* **Data supplied**:
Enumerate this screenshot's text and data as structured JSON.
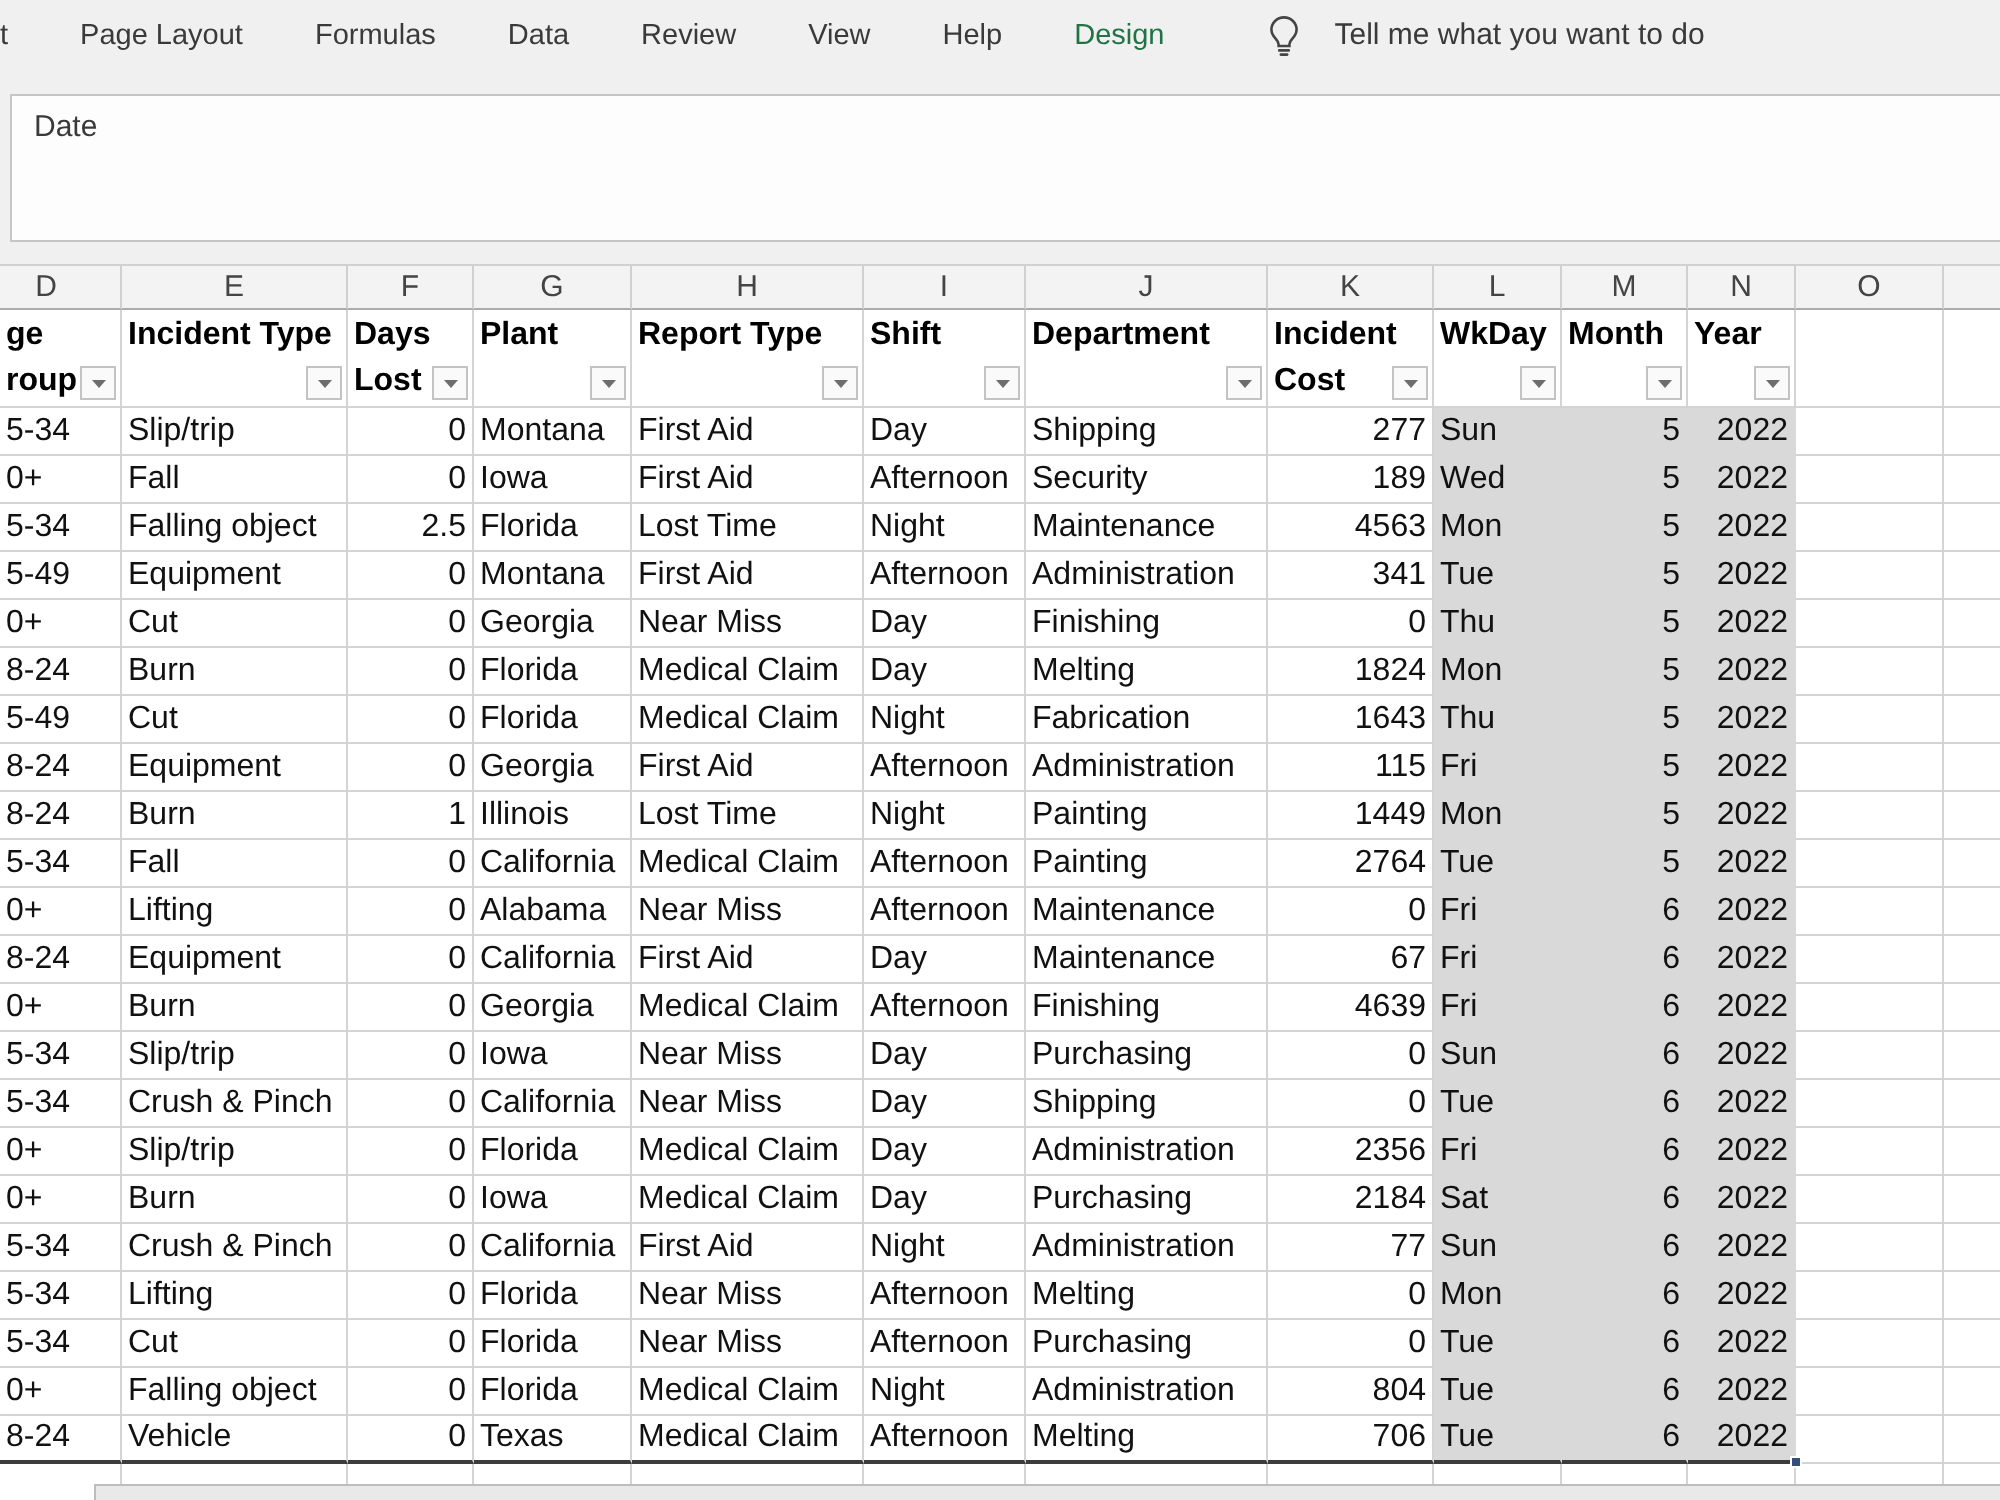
{
  "ribbon": {
    "tabs": [
      {
        "label": "t",
        "kind": "standard"
      },
      {
        "label": "Page Layout",
        "kind": "standard"
      },
      {
        "label": "Formulas",
        "kind": "standard"
      },
      {
        "label": "Data",
        "kind": "standard"
      },
      {
        "label": "Review",
        "kind": "standard"
      },
      {
        "label": "View",
        "kind": "standard"
      },
      {
        "label": "Help",
        "kind": "standard"
      },
      {
        "label": "Design",
        "kind": "contextual"
      }
    ],
    "tell_me": {
      "placeholder": "Tell me what you want to do"
    }
  },
  "formula_bar": {
    "value": "Date"
  },
  "column_headers": [
    "D",
    "E",
    "F",
    "G",
    "H",
    "I",
    "J",
    "K",
    "L",
    "M",
    "N",
    "O"
  ],
  "table": {
    "columns": [
      {
        "heading": "ge roup",
        "kind": "text",
        "selected": false
      },
      {
        "heading": "Incident Type",
        "kind": "text",
        "selected": false
      },
      {
        "heading": "Days Lost",
        "kind": "number",
        "selected": false
      },
      {
        "heading": "Plant",
        "kind": "text",
        "selected": false
      },
      {
        "heading": "Report Type",
        "kind": "text",
        "selected": false
      },
      {
        "heading": "Shift",
        "kind": "text",
        "selected": false
      },
      {
        "heading": "Department",
        "kind": "text",
        "selected": false
      },
      {
        "heading": "Incident Cost",
        "kind": "number",
        "selected": false
      },
      {
        "heading": "WkDay",
        "kind": "text",
        "selected": true
      },
      {
        "heading": "Month",
        "kind": "number",
        "selected": true
      },
      {
        "heading": "Year",
        "kind": "number",
        "selected": true
      }
    ],
    "rows": [
      [
        "5-34",
        "Slip/trip",
        "0",
        "Montana",
        "First Aid",
        "Day",
        "Shipping",
        "277",
        "Sun",
        "5",
        "2022"
      ],
      [
        "0+",
        "Fall",
        "0",
        "Iowa",
        "First Aid",
        "Afternoon",
        "Security",
        "189",
        "Wed",
        "5",
        "2022"
      ],
      [
        "5-34",
        "Falling object",
        "2.5",
        "Florida",
        "Lost Time",
        "Night",
        "Maintenance",
        "4563",
        "Mon",
        "5",
        "2022"
      ],
      [
        "5-49",
        "Equipment",
        "0",
        "Montana",
        "First Aid",
        "Afternoon",
        "Administration",
        "341",
        "Tue",
        "5",
        "2022"
      ],
      [
        "0+",
        "Cut",
        "0",
        "Georgia",
        "Near Miss",
        "Day",
        "Finishing",
        "0",
        "Thu",
        "5",
        "2022"
      ],
      [
        "8-24",
        "Burn",
        "0",
        "Florida",
        "Medical Claim",
        "Day",
        "Melting",
        "1824",
        "Mon",
        "5",
        "2022"
      ],
      [
        "5-49",
        "Cut",
        "0",
        "Florida",
        "Medical Claim",
        "Night",
        "Fabrication",
        "1643",
        "Thu",
        "5",
        "2022"
      ],
      [
        "8-24",
        "Equipment",
        "0",
        "Georgia",
        "First Aid",
        "Afternoon",
        "Administration",
        "115",
        "Fri",
        "5",
        "2022"
      ],
      [
        "8-24",
        "Burn",
        "1",
        "Illinois",
        "Lost Time",
        "Night",
        "Painting",
        "1449",
        "Mon",
        "5",
        "2022"
      ],
      [
        "5-34",
        "Fall",
        "0",
        "California",
        "Medical Claim",
        "Afternoon",
        "Painting",
        "2764",
        "Tue",
        "5",
        "2022"
      ],
      [
        "0+",
        "Lifting",
        "0",
        "Alabama",
        "Near Miss",
        "Afternoon",
        "Maintenance",
        "0",
        "Fri",
        "6",
        "2022"
      ],
      [
        "8-24",
        "Equipment",
        "0",
        "California",
        "First Aid",
        "Day",
        "Maintenance",
        "67",
        "Fri",
        "6",
        "2022"
      ],
      [
        "0+",
        "Burn",
        "0",
        "Georgia",
        "Medical Claim",
        "Afternoon",
        "Finishing",
        "4639",
        "Fri",
        "6",
        "2022"
      ],
      [
        "5-34",
        "Slip/trip",
        "0",
        "Iowa",
        "Near Miss",
        "Day",
        "Purchasing",
        "0",
        "Sun",
        "6",
        "2022"
      ],
      [
        "5-34",
        "Crush & Pinch",
        "0",
        "California",
        "Near Miss",
        "Day",
        "Shipping",
        "0",
        "Tue",
        "6",
        "2022"
      ],
      [
        "0+",
        "Slip/trip",
        "0",
        "Florida",
        "Medical Claim",
        "Day",
        "Administration",
        "2356",
        "Fri",
        "6",
        "2022"
      ],
      [
        "0+",
        "Burn",
        "0",
        "Iowa",
        "Medical Claim",
        "Day",
        "Purchasing",
        "2184",
        "Sat",
        "6",
        "2022"
      ],
      [
        "5-34",
        "Crush & Pinch",
        "0",
        "California",
        "First Aid",
        "Night",
        "Administration",
        "77",
        "Sun",
        "6",
        "2022"
      ],
      [
        "5-34",
        "Lifting",
        "0",
        "Florida",
        "Near Miss",
        "Afternoon",
        "Melting",
        "0",
        "Mon",
        "6",
        "2022"
      ],
      [
        "5-34",
        "Cut",
        "0",
        "Florida",
        "Near Miss",
        "Afternoon",
        "Purchasing",
        "0",
        "Tue",
        "6",
        "2022"
      ],
      [
        "0+",
        "Falling object",
        "0",
        "Florida",
        "Medical Claim",
        "Night",
        "Administration",
        "804",
        "Tue",
        "6",
        "2022"
      ],
      [
        "8-24",
        "Vehicle",
        "0",
        "Texas",
        "Medical Claim",
        "Afternoon",
        "Melting",
        "706",
        "Tue",
        "6",
        "2022"
      ]
    ]
  }
}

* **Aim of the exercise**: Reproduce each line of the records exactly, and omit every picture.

* **Solution to this task**:
Enumerate this screenshot's text and data as structured JSON.
{
  "ribbon": {
    "tabs": [
      {
        "label": "t",
        "kind": "standard"
      },
      {
        "label": "Page Layout",
        "kind": "standard"
      },
      {
        "label": "Formulas",
        "kind": "standard"
      },
      {
        "label": "Data",
        "kind": "standard"
      },
      {
        "label": "Review",
        "kind": "standard"
      },
      {
        "label": "View",
        "kind": "standard"
      },
      {
        "label": "Help",
        "kind": "standard"
      },
      {
        "label": "Design",
        "kind": "contextual"
      }
    ],
    "tell_me": {
      "placeholder": "Tell me what you want to do"
    }
  },
  "formula_bar": {
    "value": "Date"
  },
  "column_headers": [
    "D",
    "E",
    "F",
    "G",
    "H",
    "I",
    "J",
    "K",
    "L",
    "M",
    "N",
    "O"
  ],
  "table": {
    "columns": [
      {
        "heading": "ge roup",
        "kind": "text",
        "selected": false
      },
      {
        "heading": "Incident Type",
        "kind": "text",
        "selected": false
      },
      {
        "heading": "Days Lost",
        "kind": "number",
        "selected": false
      },
      {
        "heading": "Plant",
        "kind": "text",
        "selected": false
      },
      {
        "heading": "Report Type",
        "kind": "text",
        "selected": false
      },
      {
        "heading": "Shift",
        "kind": "text",
        "selected": false
      },
      {
        "heading": "Department",
        "kind": "text",
        "selected": false
      },
      {
        "heading": "Incident Cost",
        "kind": "number",
        "selected": false
      },
      {
        "heading": "WkDay",
        "kind": "text",
        "selected": true
      },
      {
        "heading": "Month",
        "kind": "number",
        "selected": true
      },
      {
        "heading": "Year",
        "kind": "number",
        "selected": true
      }
    ],
    "rows": [
      [
        "5-34",
        "Slip/trip",
        "0",
        "Montana",
        "First Aid",
        "Day",
        "Shipping",
        "277",
        "Sun",
        "5",
        "2022"
      ],
      [
        "0+",
        "Fall",
        "0",
        "Iowa",
        "First Aid",
        "Afternoon",
        "Security",
        "189",
        "Wed",
        "5",
        "2022"
      ],
      [
        "5-34",
        "Falling object",
        "2.5",
        "Florida",
        "Lost Time",
        "Night",
        "Maintenance",
        "4563",
        "Mon",
        "5",
        "2022"
      ],
      [
        "5-49",
        "Equipment",
        "0",
        "Montana",
        "First Aid",
        "Afternoon",
        "Administration",
        "341",
        "Tue",
        "5",
        "2022"
      ],
      [
        "0+",
        "Cut",
        "0",
        "Georgia",
        "Near Miss",
        "Day",
        "Finishing",
        "0",
        "Thu",
        "5",
        "2022"
      ],
      [
        "8-24",
        "Burn",
        "0",
        "Florida",
        "Medical Claim",
        "Day",
        "Melting",
        "1824",
        "Mon",
        "5",
        "2022"
      ],
      [
        "5-49",
        "Cut",
        "0",
        "Florida",
        "Medical Claim",
        "Night",
        "Fabrication",
        "1643",
        "Thu",
        "5",
        "2022"
      ],
      [
        "8-24",
        "Equipment",
        "0",
        "Georgia",
        "First Aid",
        "Afternoon",
        "Administration",
        "115",
        "Fri",
        "5",
        "2022"
      ],
      [
        "8-24",
        "Burn",
        "1",
        "Illinois",
        "Lost Time",
        "Night",
        "Painting",
        "1449",
        "Mon",
        "5",
        "2022"
      ],
      [
        "5-34",
        "Fall",
        "0",
        "California",
        "Medical Claim",
        "Afternoon",
        "Painting",
        "2764",
        "Tue",
        "5",
        "2022"
      ],
      [
        "0+",
        "Lifting",
        "0",
        "Alabama",
        "Near Miss",
        "Afternoon",
        "Maintenance",
        "0",
        "Fri",
        "6",
        "2022"
      ],
      [
        "8-24",
        "Equipment",
        "0",
        "California",
        "First Aid",
        "Day",
        "Maintenance",
        "67",
        "Fri",
        "6",
        "2022"
      ],
      [
        "0+",
        "Burn",
        "0",
        "Georgia",
        "Medical Claim",
        "Afternoon",
        "Finishing",
        "4639",
        "Fri",
        "6",
        "2022"
      ],
      [
        "5-34",
        "Slip/trip",
        "0",
        "Iowa",
        "Near Miss",
        "Day",
        "Purchasing",
        "0",
        "Sun",
        "6",
        "2022"
      ],
      [
        "5-34",
        "Crush & Pinch",
        "0",
        "California",
        "Near Miss",
        "Day",
        "Shipping",
        "0",
        "Tue",
        "6",
        "2022"
      ],
      [
        "0+",
        "Slip/trip",
        "0",
        "Florida",
        "Medical Claim",
        "Day",
        "Administration",
        "2356",
        "Fri",
        "6",
        "2022"
      ],
      [
        "0+",
        "Burn",
        "0",
        "Iowa",
        "Medical Claim",
        "Day",
        "Purchasing",
        "2184",
        "Sat",
        "6",
        "2022"
      ],
      [
        "5-34",
        "Crush & Pinch",
        "0",
        "California",
        "First Aid",
        "Night",
        "Administration",
        "77",
        "Sun",
        "6",
        "2022"
      ],
      [
        "5-34",
        "Lifting",
        "0",
        "Florida",
        "Near Miss",
        "Afternoon",
        "Melting",
        "0",
        "Mon",
        "6",
        "2022"
      ],
      [
        "5-34",
        "Cut",
        "0",
        "Florida",
        "Near Miss",
        "Afternoon",
        "Purchasing",
        "0",
        "Tue",
        "6",
        "2022"
      ],
      [
        "0+",
        "Falling object",
        "0",
        "Florida",
        "Medical Claim",
        "Night",
        "Administration",
        "804",
        "Tue",
        "6",
        "2022"
      ],
      [
        "8-24",
        "Vehicle",
        "0",
        "Texas",
        "Medical Claim",
        "Afternoon",
        "Melting",
        "706",
        "Tue",
        "6",
        "2022"
      ]
    ]
  }
}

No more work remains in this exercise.